TAZEWELL, Va. - I knew I heard something. It was only feet away from the house.
There could be no other explanation: Someone, or something, had to be outside; but what (or who?) could be prowling around at 1 a.m.?
I had to investigate. I ran outside, shining my flashlight in nearly every corner of the back yard, hoping it wasn't a bear that had come down from the nearby mountainside.
I quickly found my intruders: two cows and a calf, lazily standing near the corner of my house. They weren't stymied at all by the light. Only the calf made a movement, slowly pulling up and chewing on grass nonchalantly and methodically.
Afterward, I remembered my dad telling me that one of my neighbors hadn't fixed his fence, and that several of his cattle and goats had escaped.
I live about a 10-minute drive from Tazewell, Va., a small town of about 4,100 people.
I'm back home for summer break, and I'm having the time of my life. Well, sort of.
Tazewell is in the heart of deep southwestern Virginia, distant from nearly every major city in the state, except Roanoke (which isn't really a major city, but I digress).
Tech is the only well-known Virginia college relatively close by, only a two-hour drive away.
Nearly everywhere in this region of the state is rural. People often say that living here is like living in another state. In many ways, both good and bad, this is true.
Life here couldn't be more different than at U.Va.: I work at a small convenience store; many of my friends, even from high school, are far away from here, working summer jobs elsewhere. My life is much simpler, much more laid-back.
Finding stuff to do here is extremely difficult though. To get to the nearest mall, which is pretty much the equivalent of C'ville's Fashion Square Mall, I have to take a 45-minute drive into West Virginia. The nearest interstate, I-77, is about a 30-minute drive away. There also isn't much to do here after, say, eight o'clock at night, so clubbing isn't an option. But we do have the 24-7 Wal-Mart.

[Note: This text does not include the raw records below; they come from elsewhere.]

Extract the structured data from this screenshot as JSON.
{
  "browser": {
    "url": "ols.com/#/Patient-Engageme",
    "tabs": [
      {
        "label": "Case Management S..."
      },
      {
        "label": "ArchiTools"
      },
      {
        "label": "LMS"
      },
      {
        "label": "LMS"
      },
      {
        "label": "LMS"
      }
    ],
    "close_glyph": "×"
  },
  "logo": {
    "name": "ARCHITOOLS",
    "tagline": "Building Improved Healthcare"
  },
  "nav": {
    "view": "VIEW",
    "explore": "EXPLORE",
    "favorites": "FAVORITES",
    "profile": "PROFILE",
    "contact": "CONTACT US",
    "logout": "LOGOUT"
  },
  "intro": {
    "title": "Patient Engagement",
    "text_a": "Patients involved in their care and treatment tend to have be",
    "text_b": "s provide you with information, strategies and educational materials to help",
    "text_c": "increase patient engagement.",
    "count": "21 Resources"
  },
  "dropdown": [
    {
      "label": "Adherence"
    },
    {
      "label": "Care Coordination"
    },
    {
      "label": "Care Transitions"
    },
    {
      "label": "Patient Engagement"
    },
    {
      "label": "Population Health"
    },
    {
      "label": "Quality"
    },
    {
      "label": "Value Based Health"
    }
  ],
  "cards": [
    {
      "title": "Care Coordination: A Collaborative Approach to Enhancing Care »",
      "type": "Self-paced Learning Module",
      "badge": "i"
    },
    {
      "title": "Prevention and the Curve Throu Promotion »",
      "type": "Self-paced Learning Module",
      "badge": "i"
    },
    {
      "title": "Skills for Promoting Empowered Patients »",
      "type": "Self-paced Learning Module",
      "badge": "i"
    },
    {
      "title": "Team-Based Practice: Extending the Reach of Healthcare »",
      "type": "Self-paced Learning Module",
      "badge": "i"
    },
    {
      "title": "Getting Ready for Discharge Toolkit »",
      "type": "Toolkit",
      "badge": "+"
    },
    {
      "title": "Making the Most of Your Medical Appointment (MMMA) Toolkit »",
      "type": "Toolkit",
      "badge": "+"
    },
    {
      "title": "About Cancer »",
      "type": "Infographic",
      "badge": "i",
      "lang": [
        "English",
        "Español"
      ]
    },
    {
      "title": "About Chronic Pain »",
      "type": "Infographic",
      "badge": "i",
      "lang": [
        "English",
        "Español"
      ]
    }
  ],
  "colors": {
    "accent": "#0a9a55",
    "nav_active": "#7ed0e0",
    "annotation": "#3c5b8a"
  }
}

To some people (especially desperate, sex-deprived rednecks), the Wal-Mart is like a nightclub. At work, I've even overheard guys talk about heading out to Wal-Mart to "pick up chicks."
Rednecks, although jaded and sometimes bigoted, aren't all bad. And they are, for better or worse, an integral part of our culture. Some are hardworking farmers and miners, men who slave 14 hours a day to take care of their livestock, or to dig coal out of the mines from 1,400 feet below. Education is something they never had time for. Many of them have been working on their farms, most of which have been owned by their families for generations, practically since birth.
And if your car ever breaks down in the middle of nowhere, you can often count on them to help you out.
Also, the prospect of finding a summer job that pays well is about as strong as that of a stripper finding work in a nudist colony. Few businesses, with the exception of restaurants, convenience stores and the like, hire people for temporary work.
To find stuff to do during my free time, I've had to exercise a lot of creativity. Racing high school kids is always fun - my 1995 Oldsmobile can do 0 to 60 in, well, I don't know, but pretty damn fast. But often I just go out to occasional house parties and hang out.
Despite the obvious drawbacks to living here, it's not all that bad. Since it's agrarian, my hometown is picturesque. In the horizon is a beautiful view of mountains wherever you drive.
Summer is comfortably warm - much milder and less humid than in C'ville or Northern Virginia.
The picturesque beauty betrays the pure, pollution-free quality of the area. You can climb a mountain and see virtually the entire horizon if the weather is clear.
Overall, I've been good. My feelings toward this place have are marked with ambivalence: Tazewell has been both refreshing and enervating, exciting and tedious. Call me unoriginal, call me cheesy, but there's no place like home.